The monitoring, maintenance and repair of a hospital’s mechanical and electrical systems are essential to keeping a health care facility efficient and safe. In effect they are the lifelines, the foundation of what keep a health care facility running right.   

It’s a big job and we’re here to help. Through this and our other newsletters and Health Facilities Management magazine and its website we try to make your job as a facility professional a little easier by providing authoritative information from industry experts.

For example, our new partner NRG Business provides sponsored content in this newsletter that gives a compelling case on the importance of measuring energy use.

The path to energy savings starts with benchmarking energy performance of your facilities, advice that may be old hat for many of you. But it also may be new for others who are still learning the nuances of the business or possibly find the task of measuring energy use daunting.

New or not, benchmarking is a path you must take and continue. “Energy is about 50 percent of a health care facility manager’s budget,” says Terry M. Scott, who serves as the director of engineering and construction services for three of the hospitals in the Houston-based Memorial Hermann Health System.

The system is proof that benchmarking and energy efficiency are invaluable. Its 14 hospitals saved $47 million in five years by implementing energy-saving measures.

“If you don’t get benchmarked, you can’t measure what you’re doing,” says Scott, SASHE, CHFM, CHSP, president-elect of the American Society for Healthcare Engineering (ASHE).

Which leads me to ASHE, another excellent resource for expanding your knowledge of health care facility management and staying on top of latest codes and regulations that impact your job as well as ways to cut energy use and thus costs.

ASHE offers detailed guidance on building systems in the latest editions of the Mechanical Systems Handbook for Health Care Facilities and the Electrical Systems Handbook for Health Care Facilities.

NRG’s report also references other excellent resources you can turn to for information on keeping your facilities running lean and mean such as the U.S. Department of Energy and the U.S. Environmental Protection Agency.

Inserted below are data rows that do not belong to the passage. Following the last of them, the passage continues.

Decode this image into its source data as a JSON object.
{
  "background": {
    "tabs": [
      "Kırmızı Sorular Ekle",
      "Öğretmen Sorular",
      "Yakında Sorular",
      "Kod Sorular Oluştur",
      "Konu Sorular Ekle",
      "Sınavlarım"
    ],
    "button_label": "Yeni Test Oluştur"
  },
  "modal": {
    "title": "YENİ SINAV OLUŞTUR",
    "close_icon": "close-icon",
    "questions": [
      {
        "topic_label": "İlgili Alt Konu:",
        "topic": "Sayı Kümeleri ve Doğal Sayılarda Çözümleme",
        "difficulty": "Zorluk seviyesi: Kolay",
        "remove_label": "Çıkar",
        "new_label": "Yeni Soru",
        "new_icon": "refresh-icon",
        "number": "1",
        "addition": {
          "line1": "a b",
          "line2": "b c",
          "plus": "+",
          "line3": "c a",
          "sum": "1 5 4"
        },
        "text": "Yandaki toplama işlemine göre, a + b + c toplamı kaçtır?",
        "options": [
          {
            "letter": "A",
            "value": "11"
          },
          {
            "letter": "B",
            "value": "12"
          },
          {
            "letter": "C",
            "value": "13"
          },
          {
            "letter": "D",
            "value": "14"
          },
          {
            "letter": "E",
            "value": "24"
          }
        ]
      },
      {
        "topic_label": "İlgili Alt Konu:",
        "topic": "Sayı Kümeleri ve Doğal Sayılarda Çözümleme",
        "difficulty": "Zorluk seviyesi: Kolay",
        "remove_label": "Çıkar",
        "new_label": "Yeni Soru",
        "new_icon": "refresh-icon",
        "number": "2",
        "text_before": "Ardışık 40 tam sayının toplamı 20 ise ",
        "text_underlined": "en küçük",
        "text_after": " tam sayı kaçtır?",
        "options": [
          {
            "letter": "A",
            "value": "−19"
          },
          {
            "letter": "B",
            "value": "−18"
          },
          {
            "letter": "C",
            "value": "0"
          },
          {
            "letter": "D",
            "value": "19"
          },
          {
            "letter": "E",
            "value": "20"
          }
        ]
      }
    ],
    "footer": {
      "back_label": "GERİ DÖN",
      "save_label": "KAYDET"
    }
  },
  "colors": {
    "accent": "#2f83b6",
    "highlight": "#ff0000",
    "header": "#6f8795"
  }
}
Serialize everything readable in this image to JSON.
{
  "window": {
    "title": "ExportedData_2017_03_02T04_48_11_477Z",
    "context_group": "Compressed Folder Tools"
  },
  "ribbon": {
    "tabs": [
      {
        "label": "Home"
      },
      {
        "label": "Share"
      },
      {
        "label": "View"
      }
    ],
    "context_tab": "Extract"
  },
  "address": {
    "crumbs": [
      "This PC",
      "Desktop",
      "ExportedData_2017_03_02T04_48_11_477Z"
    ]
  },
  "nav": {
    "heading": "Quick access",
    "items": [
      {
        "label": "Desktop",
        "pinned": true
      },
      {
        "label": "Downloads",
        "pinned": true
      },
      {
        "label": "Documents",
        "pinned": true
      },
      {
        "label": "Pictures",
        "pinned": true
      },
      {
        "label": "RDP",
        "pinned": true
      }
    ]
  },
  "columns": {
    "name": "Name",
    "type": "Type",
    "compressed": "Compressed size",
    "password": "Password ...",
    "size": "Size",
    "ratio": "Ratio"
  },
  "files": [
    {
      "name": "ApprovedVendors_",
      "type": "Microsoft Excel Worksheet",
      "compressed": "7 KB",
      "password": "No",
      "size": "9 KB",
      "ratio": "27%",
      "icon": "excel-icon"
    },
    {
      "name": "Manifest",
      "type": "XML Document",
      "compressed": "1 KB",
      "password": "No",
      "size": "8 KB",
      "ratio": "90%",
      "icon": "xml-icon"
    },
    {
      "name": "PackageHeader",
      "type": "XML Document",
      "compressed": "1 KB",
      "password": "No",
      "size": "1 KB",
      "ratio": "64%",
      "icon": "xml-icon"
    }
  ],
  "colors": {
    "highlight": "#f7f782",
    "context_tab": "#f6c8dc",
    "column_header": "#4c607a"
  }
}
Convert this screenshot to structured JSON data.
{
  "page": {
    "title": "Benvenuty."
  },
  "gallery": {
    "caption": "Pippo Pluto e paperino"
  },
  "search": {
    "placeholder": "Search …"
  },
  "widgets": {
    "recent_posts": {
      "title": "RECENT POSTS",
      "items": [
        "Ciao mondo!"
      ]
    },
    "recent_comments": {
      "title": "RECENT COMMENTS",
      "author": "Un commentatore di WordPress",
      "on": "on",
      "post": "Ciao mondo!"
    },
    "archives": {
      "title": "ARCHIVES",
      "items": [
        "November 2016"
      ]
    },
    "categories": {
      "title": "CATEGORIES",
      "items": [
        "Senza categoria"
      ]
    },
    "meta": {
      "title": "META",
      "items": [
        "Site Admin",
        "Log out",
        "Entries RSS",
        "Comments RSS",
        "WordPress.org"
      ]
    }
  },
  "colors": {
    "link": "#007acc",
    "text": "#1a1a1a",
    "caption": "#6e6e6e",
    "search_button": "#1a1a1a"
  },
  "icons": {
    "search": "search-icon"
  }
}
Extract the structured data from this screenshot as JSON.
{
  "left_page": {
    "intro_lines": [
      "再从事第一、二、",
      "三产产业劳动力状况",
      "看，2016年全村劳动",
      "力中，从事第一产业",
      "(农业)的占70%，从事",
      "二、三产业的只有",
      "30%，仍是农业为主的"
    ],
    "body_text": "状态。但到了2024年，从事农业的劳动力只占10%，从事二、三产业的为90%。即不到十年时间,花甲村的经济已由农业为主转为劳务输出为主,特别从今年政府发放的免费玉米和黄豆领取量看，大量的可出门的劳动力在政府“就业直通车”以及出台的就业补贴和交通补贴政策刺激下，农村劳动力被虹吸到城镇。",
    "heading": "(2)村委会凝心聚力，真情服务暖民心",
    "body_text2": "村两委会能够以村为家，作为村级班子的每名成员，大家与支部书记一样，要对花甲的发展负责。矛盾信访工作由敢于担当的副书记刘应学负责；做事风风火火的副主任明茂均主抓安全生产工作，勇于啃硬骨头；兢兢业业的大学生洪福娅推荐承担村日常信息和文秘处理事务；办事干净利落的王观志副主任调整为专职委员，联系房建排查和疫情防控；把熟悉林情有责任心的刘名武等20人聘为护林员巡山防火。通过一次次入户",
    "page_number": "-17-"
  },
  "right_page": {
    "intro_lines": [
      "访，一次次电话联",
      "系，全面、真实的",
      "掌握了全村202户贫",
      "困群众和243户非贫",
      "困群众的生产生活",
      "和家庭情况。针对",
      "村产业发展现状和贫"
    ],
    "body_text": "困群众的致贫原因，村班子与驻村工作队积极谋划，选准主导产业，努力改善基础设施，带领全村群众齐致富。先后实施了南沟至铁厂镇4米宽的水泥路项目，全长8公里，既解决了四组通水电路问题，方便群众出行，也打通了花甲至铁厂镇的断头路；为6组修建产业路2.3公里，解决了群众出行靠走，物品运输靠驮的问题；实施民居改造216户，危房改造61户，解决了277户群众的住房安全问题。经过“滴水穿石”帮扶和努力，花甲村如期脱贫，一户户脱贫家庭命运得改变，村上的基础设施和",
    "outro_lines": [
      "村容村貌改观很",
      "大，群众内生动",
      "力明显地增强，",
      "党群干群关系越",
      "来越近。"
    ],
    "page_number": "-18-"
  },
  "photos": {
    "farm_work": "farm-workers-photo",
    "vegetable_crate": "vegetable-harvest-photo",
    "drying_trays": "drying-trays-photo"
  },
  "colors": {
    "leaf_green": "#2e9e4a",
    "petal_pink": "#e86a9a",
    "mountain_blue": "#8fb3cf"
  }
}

So there are plenty of resources out there for you, which is a good thing. Knowledge is power and the kind you want in abundance.